Saturday, June 02, 2007

Followup on Assholes at Work

Following up on my previous post on this... On Sutton's blog, he has a No Asshole Rule Roundup of comments he's gotten. One is quite well-taken: the subtle asshole is just as bad or worse than the flamingly obvious asshole, in their effect on morale. Sutton agrees: "Indeed, these more subtle assholes actually can often get away with doing more damage than their more 'over the top' and less politically skilled counterparts."

While googling around, I ran into this well-observed book review: Disorganized, Incompetent and Dangerous: Workers Dislike Manager Incompetence Even More Than Abuse, Study Suggests. The review is for a book I have since ordered but not yet read, Dignity at Work, by Randy Hodson. Some points from the article about it:

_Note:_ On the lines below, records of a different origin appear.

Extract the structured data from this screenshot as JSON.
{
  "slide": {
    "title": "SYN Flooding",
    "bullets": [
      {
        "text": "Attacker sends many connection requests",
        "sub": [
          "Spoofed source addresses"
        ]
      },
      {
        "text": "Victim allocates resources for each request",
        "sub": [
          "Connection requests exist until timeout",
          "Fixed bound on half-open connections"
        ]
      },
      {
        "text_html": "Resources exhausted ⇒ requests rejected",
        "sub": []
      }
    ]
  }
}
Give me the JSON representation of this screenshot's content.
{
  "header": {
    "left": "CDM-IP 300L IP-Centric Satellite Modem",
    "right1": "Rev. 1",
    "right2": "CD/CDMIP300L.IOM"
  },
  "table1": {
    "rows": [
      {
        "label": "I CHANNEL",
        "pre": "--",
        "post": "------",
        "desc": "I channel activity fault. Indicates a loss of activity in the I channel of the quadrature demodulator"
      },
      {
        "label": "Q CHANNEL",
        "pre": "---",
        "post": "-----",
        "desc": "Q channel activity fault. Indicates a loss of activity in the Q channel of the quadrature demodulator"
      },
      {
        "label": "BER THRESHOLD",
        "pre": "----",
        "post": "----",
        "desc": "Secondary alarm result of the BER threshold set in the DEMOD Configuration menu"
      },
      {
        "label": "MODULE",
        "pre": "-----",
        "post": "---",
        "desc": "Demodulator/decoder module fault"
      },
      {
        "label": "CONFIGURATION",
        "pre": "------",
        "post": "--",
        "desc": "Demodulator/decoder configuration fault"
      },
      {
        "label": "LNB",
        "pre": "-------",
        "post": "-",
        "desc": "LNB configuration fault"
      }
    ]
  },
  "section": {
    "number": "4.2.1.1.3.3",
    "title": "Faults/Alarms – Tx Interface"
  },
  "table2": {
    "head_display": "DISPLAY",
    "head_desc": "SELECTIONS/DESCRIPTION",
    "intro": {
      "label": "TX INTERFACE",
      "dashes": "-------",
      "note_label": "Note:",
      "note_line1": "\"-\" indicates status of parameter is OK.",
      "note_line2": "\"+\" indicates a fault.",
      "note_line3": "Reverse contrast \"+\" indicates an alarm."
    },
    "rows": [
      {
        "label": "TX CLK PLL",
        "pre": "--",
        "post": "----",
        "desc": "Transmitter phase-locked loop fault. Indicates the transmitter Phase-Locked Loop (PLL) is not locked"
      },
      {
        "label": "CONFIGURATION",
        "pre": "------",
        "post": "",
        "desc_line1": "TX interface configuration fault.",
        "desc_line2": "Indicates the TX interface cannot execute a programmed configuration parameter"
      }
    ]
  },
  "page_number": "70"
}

He found that abuse by managers was significantly connected to negative employee actions such as absenteeism and withholding effort on the job. However, the research found an even greater connection between mismanagement and these same negative employee actions.

"Nobody likes abuse, but employees can find ways to work around abusive managers. But employees don't want to be involved with chaotic, mismanaged workplaces where nothing gets done well and people feel like they can't be effective," said Randy Hodson, professor of sociology at Ohio State.

"The thing that undermines dignity more than anything is incompetence and mismanagement."

I spoke with someone recently who told me how much he'd learned from someone competent who had managed with a big stick approach, arguably an asshole by Sutton's criteria. But he had respected the guy anyway. It seemed to me in listening that he had tolerated it while he was learning, and then moved on to a more humane work environment. You decide the moral, if there is one.

Wednesday, May 30, 2007

LiveJournal in the Blogosphere

Work by Matthew Hurst on mapping the blogosphere has been blogged around recently, particularly because of his cool hyperbolic graphs of the huge data set of linkages, one shown above. I post here because I've got friends reading on LiveJournal -- I know LJ folks occasionally wonder why the press about social networking sites rarely mentions LJ, favoring MySpace and others. One reason may be that LiveJournal is a fairly close-knit and separate community site, with a lot of internal links via friends lists, and not a lot of other blogging post cross-over or linkage in. (I don't know how he handled syndication on LJ friends lists, if at all.)

LiveJournal's small network cluster is shown in the image as cluster #3. The others are (1) DailyKOS, (2) BoingBoing, (4) other political bloggers, (5) porn, and (6) sports fans. LiveJournal is further out than the porn fans, but bigger! Smaller than sports fans, though.

Tuesday, May 29, 2007

Goat Mockery

From a nice day at Drumlin Farm, in Lincoln, MA:

Monday, May 28, 2007

Design for Online Community: Past the Hype

I've posted my slides (PDF) from a recent "mini" Usability Professionals Conference talk about online community design. The talk was well-attended! Thank you if you came.

If you didn't, the gist is this:

  • In Web. 1.0 we talked about community off the web as well as on it, in IRC, USENET, MUDS, BBSes, etc. (My dissertation and books are from that era.)
  • There are a lot of sociology, anthropology, and linguistic studies of "community" that predate the internet. What can we learn from their definitions?
  • Designing community requires special skills and ongoing commitment to the group.
  • Good definitions help you understand "when you got it." This can influence your metrics.
Virtually every slide here could be a separate full talk, especially the metrics part. Let me know if you want any more references or help on the subject. This is my first in-depth look at this topic since 15 years ago, and like then, there was a lot to digest!